(b) the holder of a domain name, being an undertaking, organisation or natural person, has been commonly known by the domain name, even in the absence of a right recognised or established by national and/or Community law;
(c) the holder of a domain name is making a legitimate and non-commercial or fair use of the domain name, without intent to mislead consumers or harm the reputation of a name on which a right is recognised or established by national and/or Community law.”

There is no evidence in the case file that the Respondent is using the Domain Name in connection with the offering of goods or services, or is making a legitimate and non-commercial or fair use of it. Rather, the evidence in the case file shows that the Domain Name has been used solely by the Complainant and was misappropriated by the Respondent. There is no evidence that the Respondent has been commonly known by the Domain Name, and indeed its name bears no resemblance to the Domain Name. Therefore, the Panel accepts that none of the circumstances listed in Article 21(2) of Regulation (EC) No. 874/2004 is present in this case.

In view of the above, and in the absence of any evidence to the contrary, the Panel accepts as more likely than not that the Complainant has rights and legitimate interests in the Domain Name, and was deprived of control over it as a result of illegitimate actions of a third party that was contractually engaged to act to the benefit of the Complainant, following which the Respondent was registered as holder of the registration of the Domain Name without having rights or legitimate interests in it.

Therefore, the Panel finds that Respondent has acquired the Domain Name without having rights or legitimate interests in it, and that the condition under Article 21(1)(a) of Regulation (EC) No. 874/2004 is satisfied.

For the same reasons, the alternate ground of Bad Faith is also made out and the registration on 12 February 2020 in the name of the Respondent was in bad faith and wrongful as also is the subsequent holding/use.  

The remedy sought by the Complainant is the transfer of the Domain Name to the Complainant. As the Complainant has its registered office in Cyprus, it satisfies the general eligibility criteria for registration of the Domain Name set out in Paragraph 4(2)(b) of Regulation (EC) No.733/2002. Therefore, the Complainant is entitled to request the transfer of the Domain Name.

For the above reasons, the Panel finds that Complainant has established the prerequisites under Article 21(1) of Regulation (EC) No. 874/2004 for the transfer of the Domain Name.
 
Decision
For all the foregoing reasons, in accordance with Paragraphs B12 (b) and (c) of the Rules, the Panel orders that the Domain Name <TELETRADE.EU> be transferred to the Complainant.
 
Panelists
  • Apostolos Anthimos
  • Ms. Victoria McEvedy
  • Assen Zahariev Alexiev
Date: 2020-07-31
Annex 1
I.      Disputed domain name: teletrade.eu


II.     Country of the Complainant: Cyprus, country of the Respondent: Spain

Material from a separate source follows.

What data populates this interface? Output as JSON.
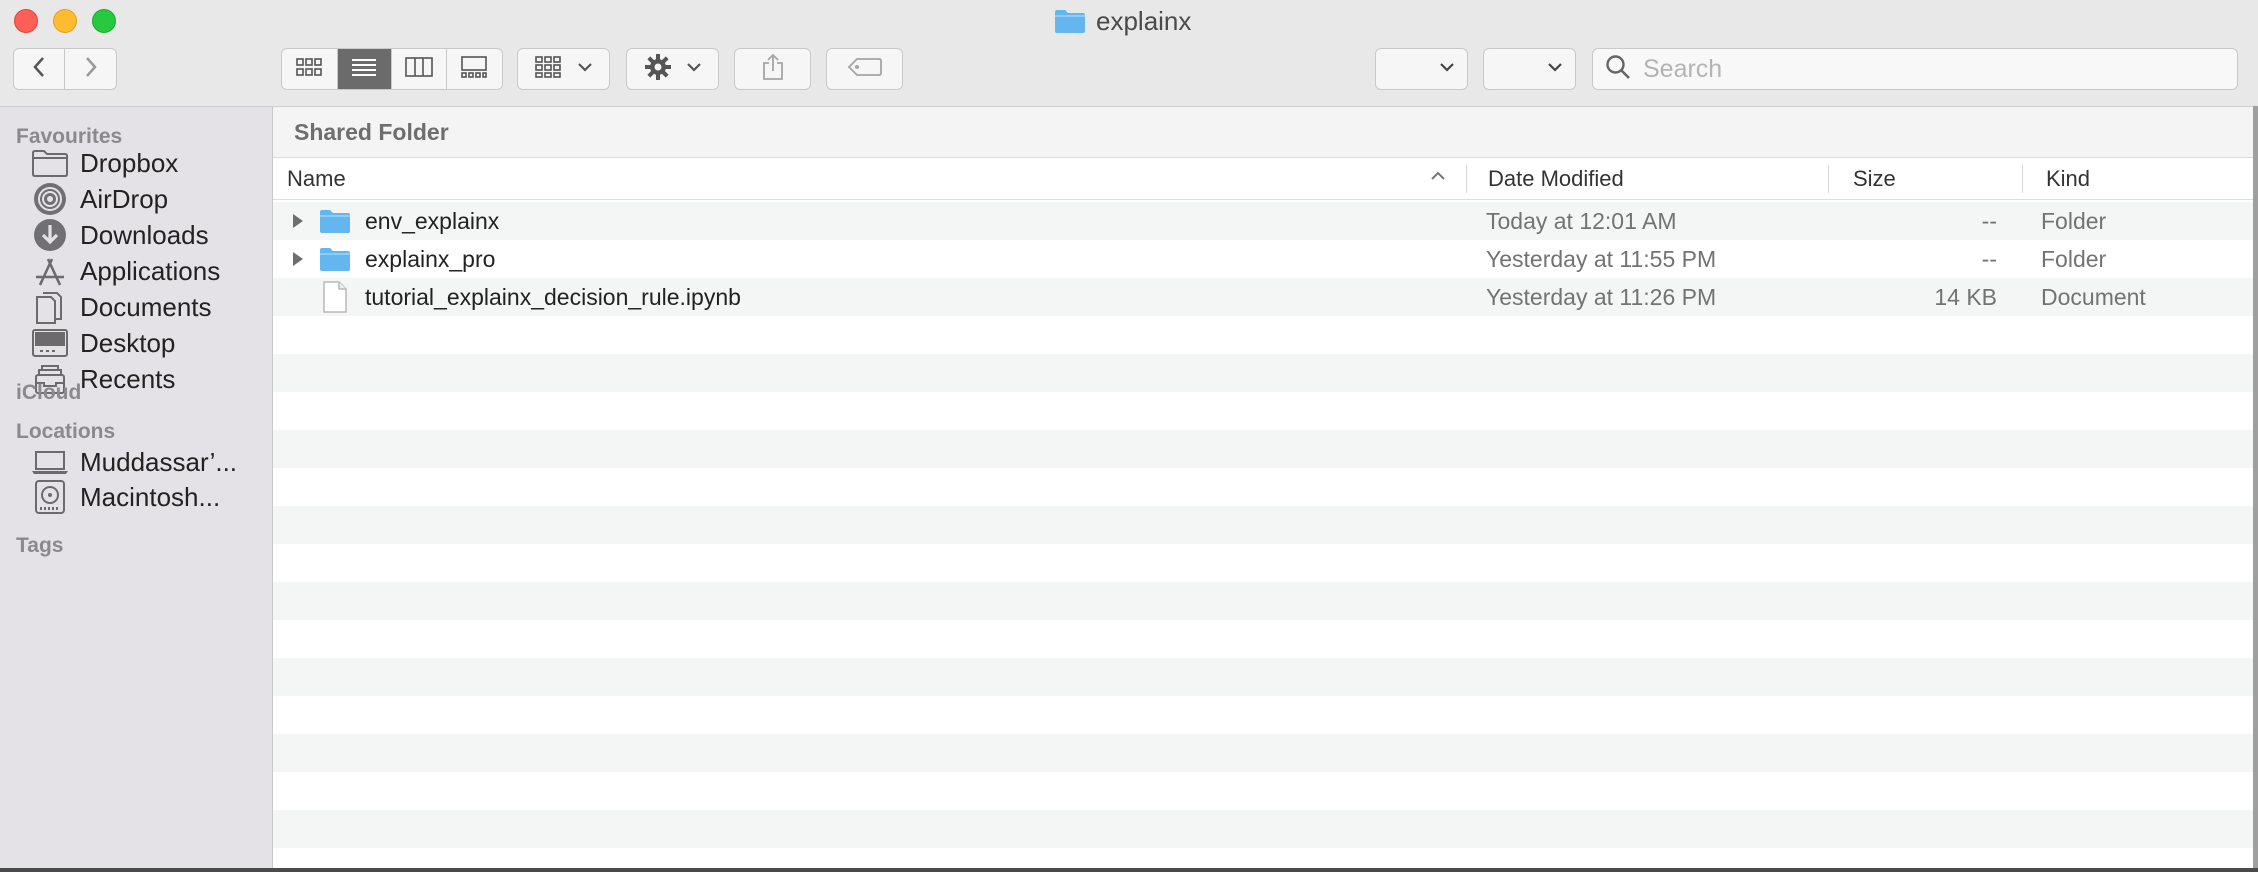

III.    Date of registration of the domain name: 8 July 2010

IV.    Rights relied on by the Complainant (Art. 21 (1) Regulation (EC) No 874/2004) on which the Panel based its decision:
        1.   combined trademark TELETRADE with registration No. 016651226, registered on 28 August 2017 for services in International Classes 35, 36 and 41.
      
V.    Response submitted: No

VI.   Domain name is confusingly similar to the protected right of the Complainant.

VII.  Rights or legitimate interests of the Respondent (Art. 21 (2) Regulation (EC) No 874/2004):
        1. No
        2. Why: The Domain Name was illegitimately transferred to the Respondent.

VIII. Bad faith of the Respondent (Art. 21 (3) Regulation (EC) No 874/2004):
        1. Yes
        2. Why: The Domain Name was illegitimately transferred to the Respondent.

IX.   Other substantial facts the Panel considers relevant: -

X.    Dispute Result: Transfer of the Domain Name
XI.   Procedural factors the Panel considers relevant: Notification of the Complaint to the Respondent

XII.  [If transfer to Complainant] Is Complainant eligible? Yes